Can you tell a University/Govt. Drug Gang by the company they keep?weaselzippers;
Finally an update on Uncle Leland.

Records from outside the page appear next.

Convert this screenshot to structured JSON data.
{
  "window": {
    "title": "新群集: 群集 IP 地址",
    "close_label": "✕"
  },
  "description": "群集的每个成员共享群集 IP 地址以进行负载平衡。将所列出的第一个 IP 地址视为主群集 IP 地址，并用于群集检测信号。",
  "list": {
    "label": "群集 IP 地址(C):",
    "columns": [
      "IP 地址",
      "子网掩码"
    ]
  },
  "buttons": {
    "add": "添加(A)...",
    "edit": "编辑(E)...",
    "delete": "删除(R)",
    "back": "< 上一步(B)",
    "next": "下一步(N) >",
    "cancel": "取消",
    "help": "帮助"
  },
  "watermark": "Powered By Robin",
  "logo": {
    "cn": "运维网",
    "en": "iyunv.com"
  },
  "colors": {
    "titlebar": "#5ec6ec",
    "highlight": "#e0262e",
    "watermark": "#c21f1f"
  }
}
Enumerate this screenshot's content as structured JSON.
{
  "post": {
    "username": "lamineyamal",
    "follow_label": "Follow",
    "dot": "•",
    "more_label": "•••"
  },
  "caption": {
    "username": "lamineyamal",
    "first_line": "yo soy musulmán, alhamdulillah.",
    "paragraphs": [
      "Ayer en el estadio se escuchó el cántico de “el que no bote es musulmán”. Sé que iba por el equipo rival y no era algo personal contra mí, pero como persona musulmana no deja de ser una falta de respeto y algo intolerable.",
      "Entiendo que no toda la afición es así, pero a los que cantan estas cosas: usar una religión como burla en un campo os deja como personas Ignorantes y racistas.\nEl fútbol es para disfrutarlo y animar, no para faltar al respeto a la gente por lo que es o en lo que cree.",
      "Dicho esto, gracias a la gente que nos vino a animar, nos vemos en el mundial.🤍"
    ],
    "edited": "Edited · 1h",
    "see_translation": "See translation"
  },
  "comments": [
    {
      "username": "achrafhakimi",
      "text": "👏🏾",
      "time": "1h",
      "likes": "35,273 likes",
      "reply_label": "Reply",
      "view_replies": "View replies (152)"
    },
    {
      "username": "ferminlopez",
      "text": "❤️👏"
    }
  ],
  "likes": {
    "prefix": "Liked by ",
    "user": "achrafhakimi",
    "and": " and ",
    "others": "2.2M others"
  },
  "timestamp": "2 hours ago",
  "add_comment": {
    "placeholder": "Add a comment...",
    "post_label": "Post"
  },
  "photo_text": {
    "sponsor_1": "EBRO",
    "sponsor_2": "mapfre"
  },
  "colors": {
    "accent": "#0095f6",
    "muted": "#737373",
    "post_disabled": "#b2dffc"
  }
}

A new racketeering charge handed up by a federal grand jury against state Sen. Leland Yee says he was part of an organized crime operation in which he sold legislative votes and influence for piles of money, just as he was earlier accused of conspiring to traffic in guns.The indictment made public on Friday reveals for the first time a 2013 incident in which Yee, D-San Francisco, allegedly agreed to take $60,000 — which he believed was coming from a National Football League team owner — in exchange for his and another senator’s vote on a bill dealing with workers’ compensation insurance for pro athletes.“We gotta juice this thing,” Yee allegedly told an undercover FBI agent.That money never changed hands, but the wheeling and dealing is part of the new racketeering charge, along with money he allegedly did take for other votes and actions.The indictment replaces charges that prosecutors filed in March against Yee; Raymond “Shrimp Boy” Chow, the alleged leader of a Chinatown mob; Yee campaign consultant Keith Jackson; and dozens of others.Federal prosecutors in that earlier complaint claimed Yee, sometimes nicknamed “Uncle Leland,” accepted checks and bags of cash from undercover operatives to pay off his campaign debts and help fund his bid to become secretary of state. Yee also allegedly tried to orchestrate an international arms deal with an undercover agent, promising to arrange shipments of high-powered weaponry from rebel groups in the Philippines for money.The new count against Yee comes under 1970′s Racketeer Influenced and Corrupt Organizations (RICO) Act, which levies harsher penalties for acts as part of an ongoing criminal organization. It’s punishable by up to 20 years in federal prison and a fine of up to $250,000, as are each of the earlier corruption and fraud charges.The count alleges a pattern in which Yee and Jackson solicited bribes in return for Yee’s work to help phony businesses set up by the FBI; to issue a proclamation praising Chow’s Chee Kung Tong organization; and to swing votes on issues such as medical marijuana, regulation of the mixed martial arts industry, and workers’ compensation insurance for professional athletes. They also conspired to take and conceal campaign contributions larger than legally permitted, the racketeering count alleges.
Thank You SJM News and Dapandico.